Can Teeth Whitening Strips Damage Your Teeth?

When it comes to teeth whitening, Crest Whitestrips are a convenient and affordable option that can be done at home. But while they are generally considered safe when used correctly, overuse of whitening strips can cause tooth sensitivity and damage to your tooth enamel and the surface underneath. Hydrogen peroxide is the main ingredient in Crest 3D White Whitestrips, which is the same enamel-safe ingredient used by dentists to whiten teeth. Extensive testing has shown that the product is safe when used as directed.

Crest 3D Glamorous Whitestrips are also approved by the American Dental Association and are considered safe when used occasionally and in moderation. However, new research presented at the American Society for Biochemistry and Molecular Biology shows how hydrogen peroxide in teeth whitening products can damage the protein-containing dentin layer, which lies under the enamel. The researchers also dipped the teeth in artificial saliva and washed them, to simulate what teeth experience in the human mouth. The problem with Whitestrips is that the whitening gel is not properly sealed from the gum tissue like a custom whitening tray does.

Although some of these whitening kits include UV lights to “speed up the process,” studies show that these lights may not be as effective and can damage teeth. John Grbic, DMD, a practicing dentist and professor of dental medicine at Columbia University Medical Center, told Healthline that it's difficult to avoid hydrogen peroxide when looking to whiten your teeth. You should not brush your teeth after using whitening strips, unless the strips you are using specifically instruct you to do so. And because of the one-size-fits-all design of these strips, it is impossible to achieve a perfect seal and even distribution of the whitening gel on the teeth.

The best way to use whitening strips is to cut them at the exact height of the teeth and apply them to the teeth, avoiding touching the gums as much as possible. Preliminary research presented at the annual meeting of the American Society for Biochemistry and Molecular Biology suggests that these whitening strips could damage teeth below the surface. Nano-hydroxyapatite strengthens the dental structure by redepositing minerals in it, potassium citrate relieves any pre-existing sensitivity and PAP+ whitens discolored molecules in teeth. He has been whitening his teeth for many years with a stronger concentration of hydrogen peroxide than was used in these experiments, and he hasn't seen any red flags, he said.

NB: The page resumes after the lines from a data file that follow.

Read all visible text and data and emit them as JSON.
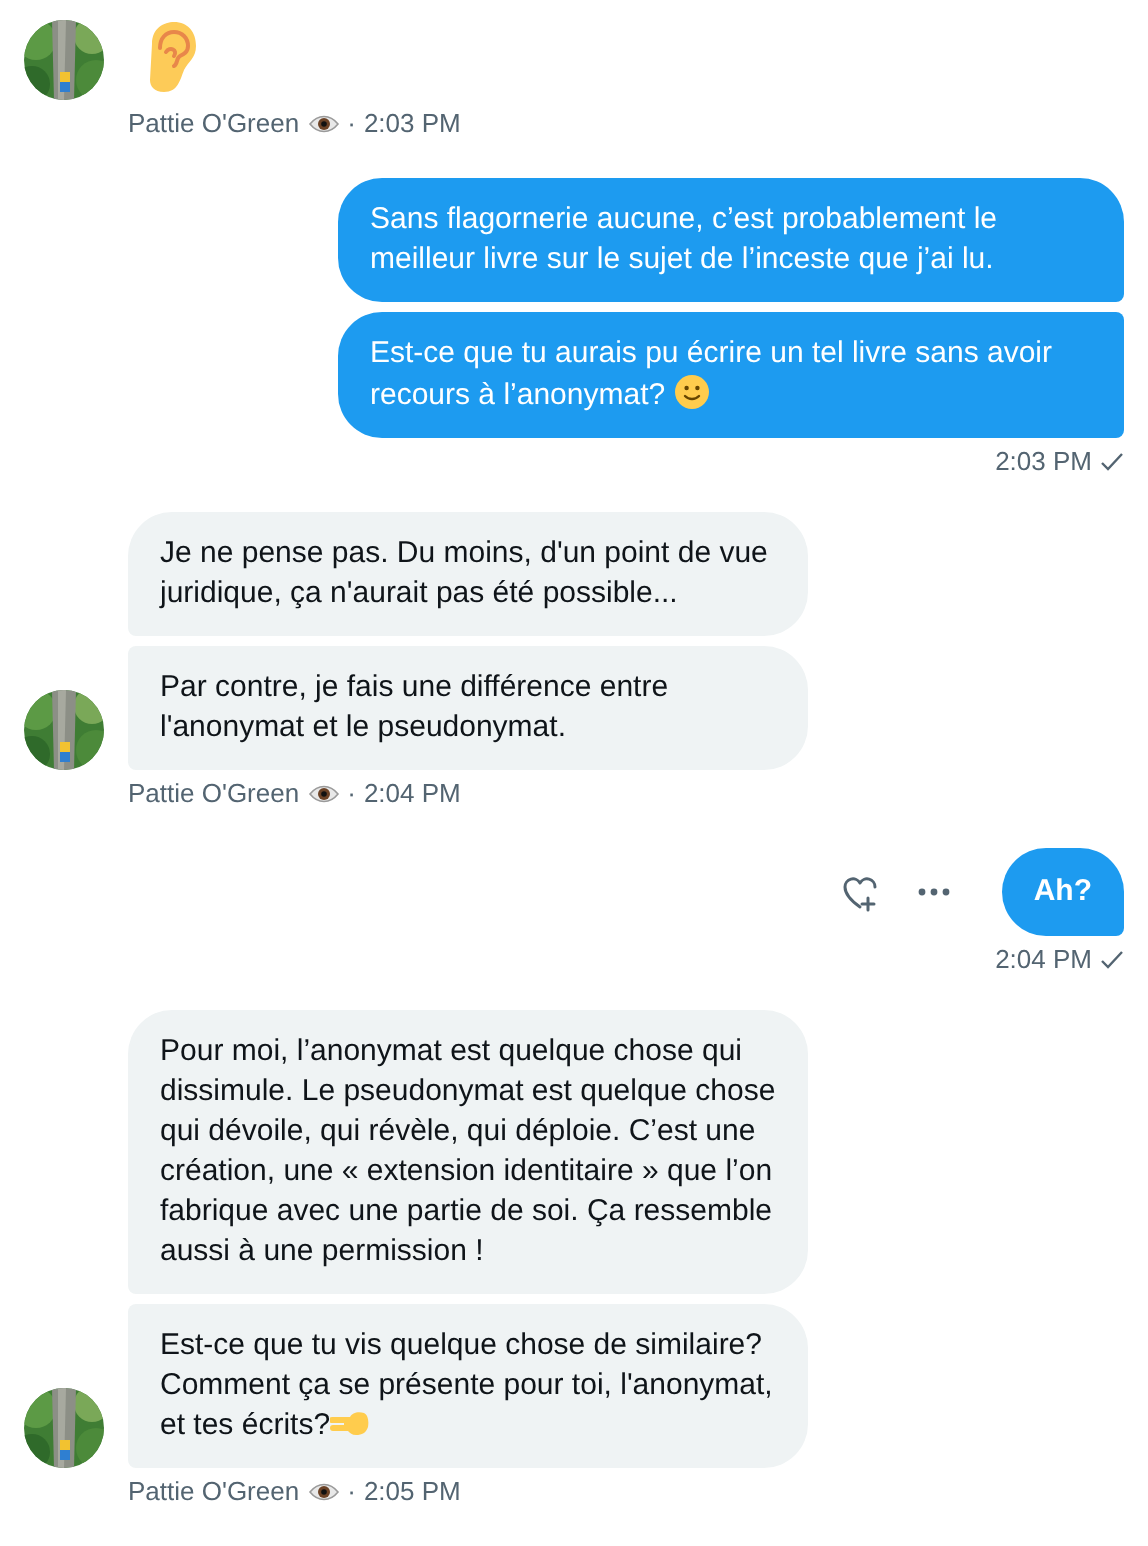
{
  "messages": [
    {
      "outgoing": false,
      "bubbles": [
        {
          "kind": "ear"
        }
      ],
      "sender": "Pattie O'Green",
      "separator": "·",
      "time": "2:03 PM"
    },
    {
      "outgoing": true,
      "bubbles": [
        {
          "kind": "text",
          "text": "Sans flagornerie aucune, c’est probablement le meilleur livre sur le sujet de l’inceste que j’ai lu."
        },
        {
          "kind": "smiling",
          "text": "Est-ce que tu aurais pu écrire un tel livre sans avoir recours à l’anonymat?"
        }
      ],
      "time": "2:03 PM",
      "seen": true,
      "actions": false
    },
    {
      "outgoing": false,
      "bubbles": [
        {
          "kind": "text",
          "text": "Je ne pense pas. Du moins, d'un point de vue juridique, ça n'aurait pas été possible..."
        },
        {
          "kind": "text",
          "text": "Par contre, je fais une différence entre l'anonymat et le pseudonymat."
        }
      ],
      "sender": "Pattie O'Green",
      "separator": "·",
      "time": "2:04 PM"
    },
    {
      "outgoing": true,
      "bubbles": [
        {
          "kind": "text",
          "text": "Ah?"
        }
      ],
      "time": "2:04 PM",
      "seen": true,
      "actions": true
    },
    {
      "outgoing": false,
      "bubbles": [
        {
          "kind": "text",
          "text": "Pour moi, l’anonymat est quelque chose qui dissimule. Le pseudonymat est quelque chose qui dévoile, qui révèle, qui déploie. C’est une création, une « extension identitaire » que l’on fabrique avec une partie de soi. Ça ressemble aussi à une permission !"
        },
        {
          "kind": "pointing",
          "text": "Est-ce que tu vis quelque chose de similaire? Comment ça se présente pour toi, l'anonymat, et tes écrits?"
        }
      ],
      "sender": "Pattie O'Green",
      "separator": "·",
      "time": "2:05 PM"
    }
  ]
}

Extracted teeth treated with whitening strips three times experienced more damage and collagen proteins were reduced to an even smaller size. I also recommend using your dentist's custom whitening trays and a professional whitening gel for best results.

Leave a Comment

Your email address will not be published. Required fields are marked *